The students in the School of Music are quite remarkable.  University students are the ‘best of the best’ in Tanzania.  They dress in their finest Sunday church clothes to attend classes.   They all ‘thank God’ for the opportunity of education.  I will learn more personal stories as we progress, but one of the students had to walk 50km (each weekend) to complete his high school education.  It was the closest high school and there was no available transportation.   He walked at night when it was cooler, but had to be mindful of lions.   If one passes the tests to be admitted to high school, then the honor is so great that any sacrifice is secondary to the opportunity presented.  Another student sold one of the three family cows in order to afford University fees.   He still has two years of studies ahead of him….
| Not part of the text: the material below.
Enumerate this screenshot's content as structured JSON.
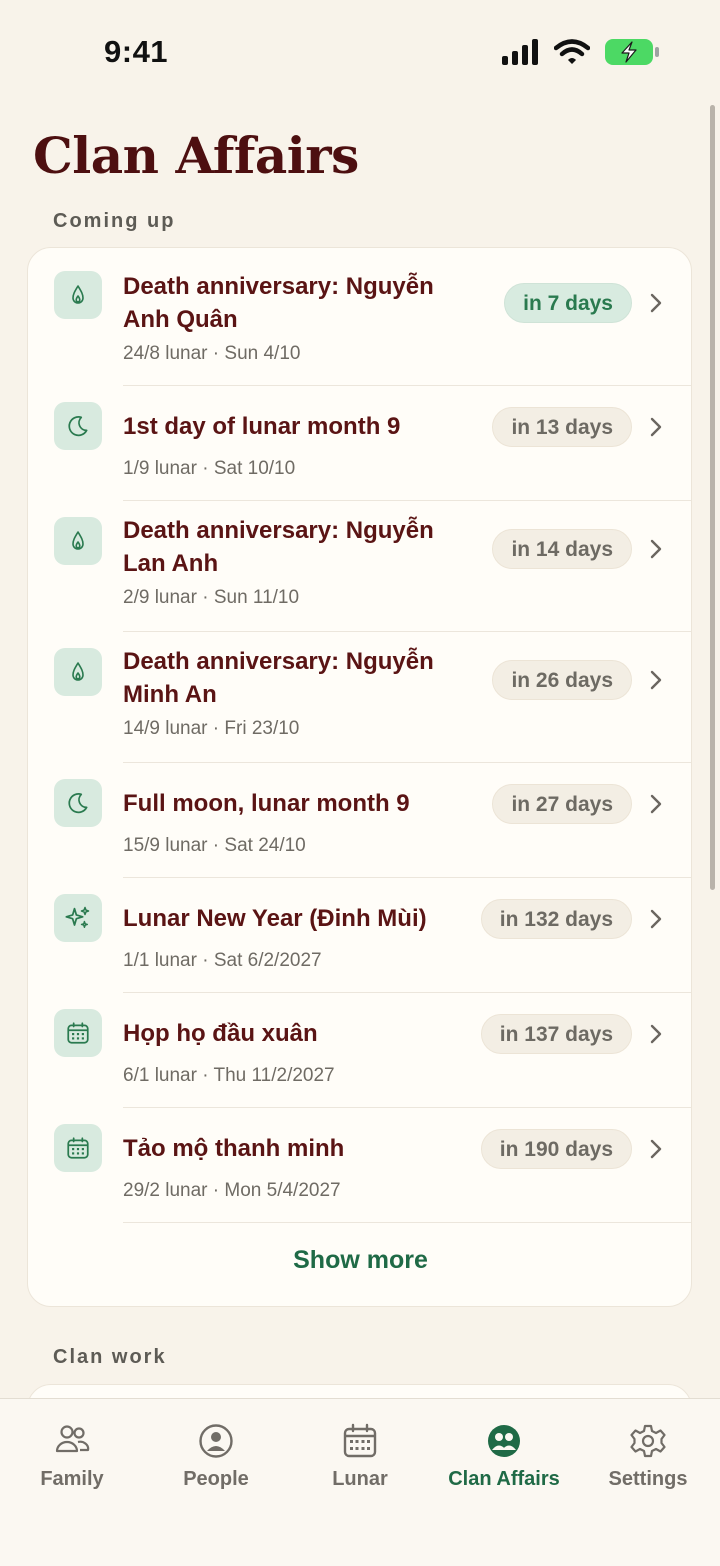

When I was in the faculty meeting, there were several moments when my concentration lapsed (though it is in English, their accent requires close attention for understanding).  I was staring out the window at the purplely-orange sunset on Mt. Meru.  Time melted away and I was transported to a place where my current gaze became a mere distance memory of our time here.   I felt a nostalgic, yet melancholy, smile cross my face and I wondered….as I often do. 

Tom continues to endure.  Somehow baby kittens, baby chicks, goat milking, (cat milking), monkey chasing,  eternal spring, singing and dancing traditional African tunes, banana and papaya harvesting,  coaching brass ensemble, and other daily adventures don’t seem to distract him from missing football games (even though it’s a good year to miss them), and playing horn with the symphony.  The kids occasionally squeak out about missing Taco Cabana and grandparents (that order, sorry).   I’m happily missing the political headaches of home, though there are days here where cultural adjustment is completely exhausting.

Just a warning, I think the “Comment” section of the blog has not been reliable….or maybe that’s a symptom of wishful thinking.  But several of you have emailed us about comments we’ve never received.   So we will just continue to believe that most of you have been regularly offering  your humorous or insightful quips and we've continually failed to receive them.  

“Reach out for the joy and the sorrow.  Put them away in your mind. The mem’ries are the times that you borrow, to spend when you get to tomorrow.”  Times of Your Life, Paul Anka

Milking cats and nursing chicks,

Introducing (imagine 3 of each--chicks then kittens):  Fluffy, Dolly Madison, Sputnik, Bunnicula, Sharktooth, Milkshake

Kitten being rocked to sleep.
First two snapshots they were fighting...this is the promise of ice cream. The orchid cost $2 on the street.  

Cool chameleon we found.  He's been released back into the wild for the sake of Sam's nose. 

I know you all have been hungry for some action packed videos!  Maybe a lion kill, snake eating a hyena, rhino charging a tour bus, etc.  Well, here's one that even takes out the videographer (but he still managed to upload the video).
  Click Here!

After the attack:
We're not sure if Rooster is wearing protective armor or a restraint--but he looked good for Halloween!